▶ **INSTRUCTIONS FOR THE TASK**: Output every line of the material exactly.

Content starts

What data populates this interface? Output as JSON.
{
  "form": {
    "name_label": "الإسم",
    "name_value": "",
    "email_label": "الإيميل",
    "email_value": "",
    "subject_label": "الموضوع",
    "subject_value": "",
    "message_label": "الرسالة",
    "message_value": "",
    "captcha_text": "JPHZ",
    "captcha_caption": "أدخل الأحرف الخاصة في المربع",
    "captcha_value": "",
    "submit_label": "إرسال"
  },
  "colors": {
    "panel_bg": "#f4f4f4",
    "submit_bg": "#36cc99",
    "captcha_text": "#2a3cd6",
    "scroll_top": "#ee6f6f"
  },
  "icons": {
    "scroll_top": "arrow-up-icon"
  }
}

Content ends

▶ **RESULT BELOW**:
What data populates this interface? Output as JSON.
{
  "form": {
    "name_label": "الإسم",
    "name_value": "",
    "email_label": "الإيميل",
    "email_value": "",
    "subject_label": "الموضوع",
    "subject_value": "",
    "message_label": "الرسالة",
    "message_value": "",
    "captcha_text": "JPHZ",
    "captcha_caption": "أدخل الأحرف الخاصة في المربع",
    "captcha_value": "",
    "submit_label": "إرسال"
  },
  "colors": {
    "panel_bg": "#f4f4f4",
    "submit_bg": "#36cc99",
    "captcha_text": "#2a3cd6",
    "scroll_top": "#ee6f6f"
  },
  "icons": {
    "scroll_top": "arrow-up-icon"
  }
}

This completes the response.